I'm back again with film suggestions for you viewing pleasure. These are movies you may have missed during their theatrical releases. This first one is a must-see for Michael Keaton fans. He gives one of his strongest performances as the man who made Big Macs popular.
Michael Keaton is at his dramatic best in THE FOUNDER (2016). He plays Ray Kroc, the struggling Southern California salesman who became one of America's most successful businessmen as head of the McDonald's corporation. Back in the 70s and 80s, Kroc was in the spotlight a lot as an American success story, a man who gave us an All-American product -- the hamburger with fries. But the story of how a guy with the last name "Kroc" gave us a franchise called "McDonald's" was always vague if not ignored completely. Why weren't we eating a "Big Kroc" instead of "Big Mac"? Well, the business started in Southern California with a burger stand owned by two men -- the McDonald Brothers. Ray is in his early 50s and not having much on the road selling milk shake machines. When Ray hits the burger stand, he notices all the teens hanging out having burgers and shakes. Ray may not be a success as a milk shake machine salesman, but he's persistent. He's quick to seize upon any opportunity that can make his dreams bigger/ The McDonald Brothers are polite, conservative men. Ray tells them to franchise. He has a vision. It's a vision they don't share. Ray is ambitious and has ideas that we like. We start to see the dark side of persistence in pursuing the American Dream. He will make his vision, his dream come true. Even if he has to be ruthless. This look inside burgers and buns is also a cautionary tale.

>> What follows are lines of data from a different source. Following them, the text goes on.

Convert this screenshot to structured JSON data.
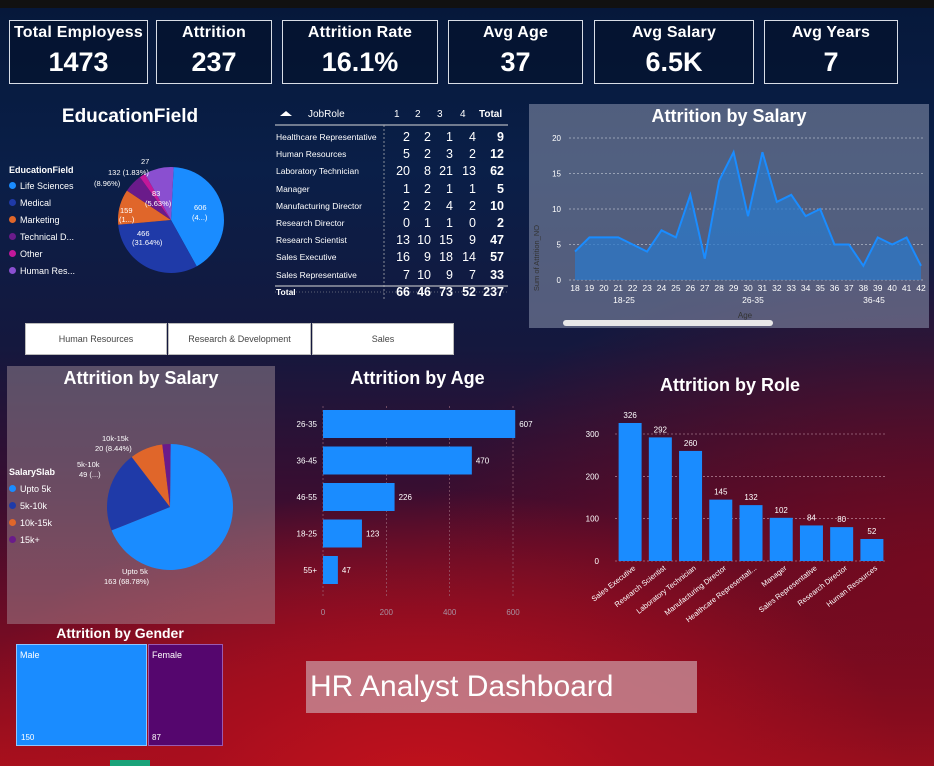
{
  "kpis": [
    {
      "title": "Total Employess",
      "value": "1473"
    },
    {
      "title": "Attrition",
      "value": "237"
    },
    {
      "title": "Attrition Rate",
      "value": "16.1%"
    },
    {
      "title": "Avg Age",
      "value": "37"
    },
    {
      "title": "Avg Salary",
      "value": "6.5K"
    },
    {
      "title": "Avg Years",
      "value": "7"
    }
  ],
  "education": {
    "title": "EducationField",
    "legend_title": "EducationField",
    "legend": [
      "Life Sciences",
      "Medical",
      "Marketing",
      "Technical D...",
      "Other",
      "Human Res..."
    ],
    "labels": {
      "tech": "132 (1.83%)",
      "tech_pct": "(8.96%)",
      "other": "27",
      "mkt1": "83",
      "mkt2": "(5.63%)",
      "hr1": "159",
      "hr2": "(1...)",
      "med1": "466",
      "med2": "(31.64%)",
      "life1": "606",
      "life2": "(4...)"
    }
  },
  "matrix": {
    "headers": [
      "JobRole",
      "1",
      "2",
      "3",
      "4",
      "Total"
    ],
    "rows": [
      {
        "role": "Healthcare Representative",
        "v": [
          "2",
          "2",
          "1",
          "4"
        ],
        "total": "9"
      },
      {
        "role": "Human Resources",
        "v": [
          "5",
          "2",
          "3",
          "2"
        ],
        "total": "12"
      },
      {
        "role": "Laboratory Technician",
        "v": [
          "20",
          "8",
          "21",
          "13"
        ],
        "total": "62"
      },
      {
        "role": "Manager",
        "v": [
          "1",
          "2",
          "1",
          "1"
        ],
        "total": "5"
      },
      {
        "role": "Manufacturing Director",
        "v": [
          "2",
          "2",
          "4",
          "2"
        ],
        "total": "10"
      },
      {
        "role": "Research Director",
        "v": [
          "0",
          "1",
          "1",
          "0"
        ],
        "total": "2"
      },
      {
        "role": "Research Scientist",
        "v": [
          "13",
          "10",
          "15",
          "9"
        ],
        "total": "47"
      },
      {
        "role": "Sales Executive",
        "v": [
          "16",
          "9",
          "18",
          "14"
        ],
        "total": "57"
      },
      {
        "role": "Sales Representative",
        "v": [
          "7",
          "10",
          "9",
          "7"
        ],
        "total": "33"
      }
    ],
    "total_row": {
      "role": "Total",
      "v": [
        "66",
        "46",
        "73",
        "52"
      ],
      "total": "237"
    }
  },
  "salary_line": {
    "title": "Attrition by Salary",
    "ylabel": "Sum of Attrition_NO",
    "xlabel": "Age",
    "groups": [
      "18-25",
      "26-35",
      "36-45"
    ]
  },
  "filters": [
    "Human Resources",
    "Research & Development",
    "Sales"
  ],
  "salary_pie": {
    "title": "Attrition by Salary",
    "legend_title": "SalarySlab",
    "legend": [
      "Upto 5k",
      "5k-10k",
      "10k-15k",
      "15k+"
    ],
    "labels": {
      "a1": "10k-15k",
      "a2": "20 (8.44%)",
      "b1": "5k-10k",
      "b2": "49 (...)",
      "c1": "Upto 5k",
      "c2": "163 (68.78%)"
    }
  },
  "age_title": "Attrition by Age",
  "role_title": "Attrition by Role",
  "gender": {
    "title": "Attrition by Gender",
    "items": [
      {
        "label": "Male",
        "value": "150"
      },
      {
        "label": "Female",
        "value": "87"
      }
    ]
  },
  "dashboard_title": "HR Analyst Dashboard",
  "colors": {
    "primary": "#1a8cff",
    "navy": "#1f3aa8",
    "orange": "#e0662a",
    "purple": "#6a1b8a",
    "magenta": "#c2189a",
    "gender_female": "#55066e"
  },
  "chart_data": [
    {
      "type": "area",
      "title": "Attrition by Salary",
      "ylabel": "Sum of Attrition_NO",
      "xlabel": "Age",
      "x": [
        18,
        19,
        20,
        21,
        22,
        23,
        24,
        25,
        26,
        27,
        28,
        29,
        30,
        31,
        32,
        33,
        34,
        35,
        36,
        37,
        38,
        39,
        40,
        41,
        42
      ],
      "y": [
        4,
        6,
        6,
        6,
        5,
        4,
        7,
        6,
        12,
        3,
        14,
        18,
        9,
        18,
        11,
        12,
        9,
        10,
        5,
        5,
        2,
        6,
        5,
        6,
        2
      ],
      "ylim": [
        0,
        20
      ],
      "yticks": [
        0,
        5,
        10,
        15,
        20
      ]
    },
    {
      "type": "bar",
      "orientation": "horizontal",
      "title": "Attrition by Age",
      "categories": [
        "26-35",
        "36-45",
        "46-55",
        "18-25",
        "55+"
      ],
      "values": [
        607,
        470,
        226,
        123,
        47
      ],
      "xlim": [
        0,
        600
      ],
      "xticks": [
        0,
        200,
        400,
        600
      ]
    },
    {
      "type": "bar",
      "title": "Attrition by Role",
      "categories": [
        "Sales Executive",
        "Research Scientist",
        "Laboratory Technician",
        "Manufacturing Director",
        "Healthcare Representati...",
        "Manager",
        "Sales Representative",
        "Research Director",
        "Human Resources"
      ],
      "values": [
        326,
        292,
        260,
        145,
        132,
        102,
        84,
        80,
        52
      ],
      "ylim": [
        0,
        300
      ],
      "yticks": [
        0,
        100,
        200,
        300
      ]
    },
    {
      "type": "pie",
      "title": "Attrition by Salary",
      "categories": [
        "Upto 5k",
        "5k-10k",
        "10k-15k",
        "15k+"
      ],
      "values": [
        163,
        49,
        20,
        5
      ]
    },
    {
      "type": "pie",
      "title": "EducationField",
      "categories": [
        "Life Sciences",
        "Medical",
        "Human Res...",
        "Marketing",
        "Other",
        "Technical D..."
      ],
      "values": [
        606,
        466,
        159,
        83,
        27,
        132
      ]
    }
  ]
}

Directed by John Lee Hancock (THE BLIND SIDE and SAVING MR. BANKS) with an intelligent screenplay by Robert Siegel, THE FOUNDER boasts several good performance. The cast includes Laura Dern, Nick Offerman and John Carroll Lynch. Here's a trailer.
In her post-1940s lifetime, Lucille Ball was called "The Queen of Comedy." When I was a baby boomer kid, it was noted that I LOVE LUCY reruns aired every hour of the day somewhere in the world. For as much as she made me laugh -- and she made me laugh a lot -- my favorite Lucille Ball movie is a drama. It's a 1942 drama called THE BIG STREET. Lucy stars opposite Henry Fonda in a movie based on a short story by Damon Runyon. There's at least one character in this feature who reappears in the Broadway musical, GUYS AND DOLLS, also based on the writings of Damon Runyon.